Indoor and Outdoor Pet Flea Control

Sometimes, despite our best efforts, fleas find their way into our homes and onto us and our animals. Maybe it’s because you live in an apartment, and they hitch a ride on your pants leg on your way in.  Maybe your dog picked one up on a walk. Or perhaps your selected flea treatment didn’t last as long as you expected it to, or wasn’t even effective at all.

No matter the reason, we’ve got a few tips on how to eliminate a flea infestation. Be vigilant, because the earlier you identify a flea problem, the easier it is to get it under control!

Putting an end to the infestation

The fleas have gotten past your defenses and into your home. What now? How do you and your pet stay healthy and put an end to your misery?

Attaining the best results is going to depend on the severity of infestation. After all, just giving your pet a shampoo treatment isn’t going to help if there’s already eggs, larva, and adults living in your carpet. At a certain point, a simple house spray may be enough, or a carpet treatment, or you may need both. Of course, if the infestation is very severe, you may want talk to your vet about the risks and benefits of certain types of solutions.


Treating the Pet

The first point of control should be your pet. Even if they aren’t the source of an infestation, this will help mitigate discomfort and health risks.  Even dogs and cats that spend most or all of their time indoors can still get fleas, and fleas are quite happy to live and breed indoors.  A once-monthly oral medication will help interfere with the early life stages of new fleas.  There are several on the market, and they all have their pros and cons.  Be sure to talk to us about your options!

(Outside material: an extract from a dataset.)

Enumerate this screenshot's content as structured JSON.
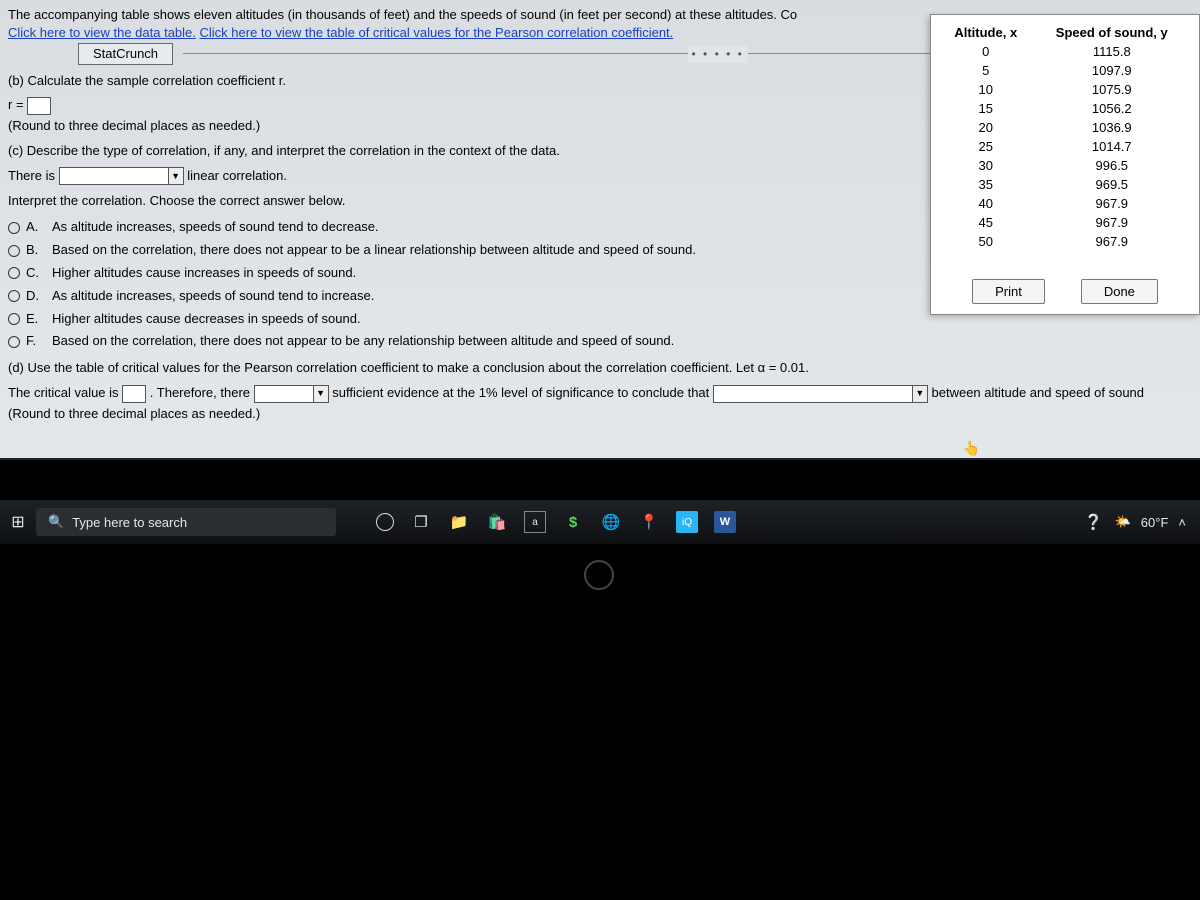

Every animal in the house needs to be on flea control.  If you allow fleas to feed and breed on a untreated pet, you will never get them under control.  Remember to keep combing your pet; this will let you know if the selected treatment is working as expected.

Treating the House

In an infestation, treating your animal won’t be enough. Treating your home and your yard are important steps to ensuring the fleas are gone for good. This is likely to require a combination of treatments — after all, no one treatment can cover everything. This may require a bit of spending, and it will definitely require patience. Hiring professional exterminators will work as well. They are trained in what to look for in your yard and home, and have the tools necessary to fully treat your home.

You should regularly vacuum to prevent flea eggs and larva from settling in, as well as regularly clean bedding etc.  Vacuum up some flea powder or put a flea collar or “No Pest Strip” in the vaccum bag to kill fleas that you vacuum up.

Flea bombs are an easy way to treat a room, but it will require multiple bombs to treat multiple rooms. Another downside is that it leaves some areas untreated (e.g., inside closets, drawers, or cabinets, or even underneath furniture) and leaves a residue that can contaminate food or be harmful to pets and humans if not used properly.

Flea sprays are available that hit the life cycle of the flea in two places.  They contain an adulticide to kill the adult fleas, and an insect growth regulator that prevents flea larvae from developing into an adult flea.  Siphotrol is one such spray, and we keep it in stock so let us know if you need some.  The flea life cycle can be as short as 16 days, so spray the house every 14 days for 3 treatments to break the life cycle.

Another option is carpet powders which are spread out on the floor, swept into the carpet and crevises, and then are vacuumed up. These are harder to come by, and often are not available in regular stores, but they are long lasting. Unfortunately, you cannot spread it on furniture, and it takes a good bit of work.

Treating the Yard

Flea insecticides are also available for your yard. Like indoor treatments, you should always read all the instructions and follow them carefully.  We carry a product called Vet-Kem Yard spray that you can hook up to your hose and spray the yard.  You don’t need to spray the whole yard, just shady areas, as fleas can’t survive out in the bright sunlight.  Make sure your pets and/or children don’t play in the area until the process is finished.

As you can imagine, we see lots of pets with flea infestation, and have spent a lot of time figuring out what works and what doesn’t.  If your pet is have a flea problem, make an appointment with one of our doctors and we will advise you on the best way to get this problem under control.